The learned Judge therefore held that the land formed part of the building. In the other case, a railway company under the compulsory powers of the Lands Clauses Consolidation Act attempted to take a portion of a garden and an orchard essential to the enjoyment of a mansion and premises. The mansion and the premises were surrounded by a brick wall, and the railway company took a portion of the garden and orchard, divided one part of the premises from another and destroyed all internal communications. It was held that the company was bound to take the whole estate. The Master of the Rolls observed at p. 405 :
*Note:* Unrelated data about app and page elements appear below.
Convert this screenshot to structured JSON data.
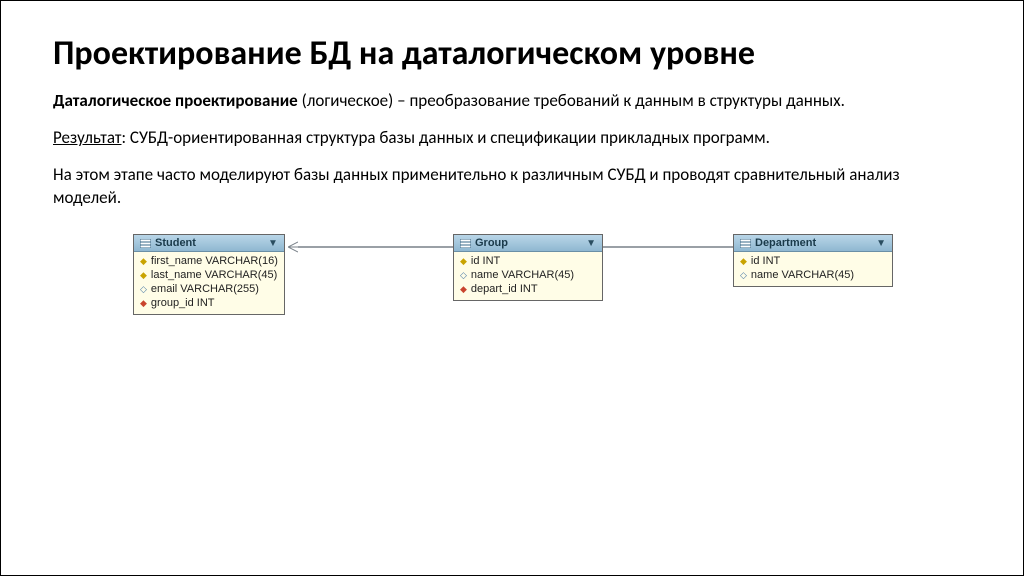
{
  "title": "Проектирование БД на даталогическом уровне",
  "paragraphs": {
    "p1_bold": "Даталогическое проектирование",
    "p1_rest": " (логическое) – преобразование требований к данным в структуры данных.",
    "p2_label": "Результат",
    "p2_rest": ": СУБД-ориентированная структура базы данных и спецификации прикладных программ.",
    "p3": "На этом этапе часто моделируют базы данных применительно к различным СУБД и проводят сравнительный анализ моделей."
  },
  "chart_data": {
    "type": "erd",
    "entities": [
      {
        "id": "student",
        "name": "Student",
        "columns": [
          {
            "icon": "key",
            "text": "first_name VARCHAR(16)"
          },
          {
            "icon": "key",
            "text": "last_name VARCHAR(45)"
          },
          {
            "icon": "col",
            "text": "email VARCHAR(255)"
          },
          {
            "icon": "fk",
            "text": "group_id INT"
          }
        ]
      },
      {
        "id": "group",
        "name": "Group",
        "columns": [
          {
            "icon": "key",
            "text": "id INT"
          },
          {
            "icon": "col",
            "text": "name VARCHAR(45)"
          },
          {
            "icon": "fk",
            "text": "depart_id INT"
          }
        ]
      },
      {
        "id": "department",
        "name": "Department",
        "columns": [
          {
            "icon": "key",
            "text": "id INT"
          },
          {
            "icon": "col",
            "text": "name VARCHAR(45)"
          }
        ]
      }
    ],
    "relationships": [
      {
        "from": "student",
        "to": "group",
        "type": "many-to-one"
      },
      {
        "from": "group",
        "to": "department",
        "type": "many-to-one"
      }
    ]
  }
}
'The Act must be construed liberally, and not to the detriment of existing rights ......The Courts therefore have held, that the word 'house' was intended to comprise such adjuncts as were within its circuit and necessary to its use and enjoyment.' Later on, he proceeded to say : 'Land held with a house does not necessarily pass under the word 'house' even although it was intended to pass; but if it is part of the curtilage and within the circuit of the house, if it is necessary to the enjoyment of the house, if it forms part of that which is necessarily held and occupied with the house, and without which it cannot be enjoyed, then it does pass under the word 'house'. '
5. These decisions only lay down the principle accepted and embodied in Section 18(5) of the Act. The provisions of Section 18 of the Act make it clear that building includes the site as well as the premises occupied as an appurtenance thereto, and that the entire building so defined must have been used as an office. If any portion of that building was used immediately before the notified date for a purpose other than an office purpose, it would not vest in the Government.
6. The question therefore is whether the out-house was occupied as an appurtenance to the main building. The Revenue Board found on the evidence that the out-house was a separate building with a compound of its own and used for a different purpose. It therefore held that the main building and the out-house could not be treated as a single unit. Indeed, the attempt made before the Revenue Board was to exclude the out-house from the main building on the basis that it was a separate building. If the petitioner conceded before the Revenue Board that the out-house was a part of the main building, they might have held that the out-house was also used for office purposes providing lodging to the visiting officers. The petitioner cannot, therefore, in view of his earlier attitude and the finding of the Revenue Board take a contrary position and contend that the out-house is a part of the building. The finding of the Revenue Board was based on the evidence, and is not vitiated by any error on the face of the record. A building may be called an out-house, but may be used, as in the present case, as a separate building.
7. The petition therefore fails and is dismissed with costs, advocate's fee, Rs. 100.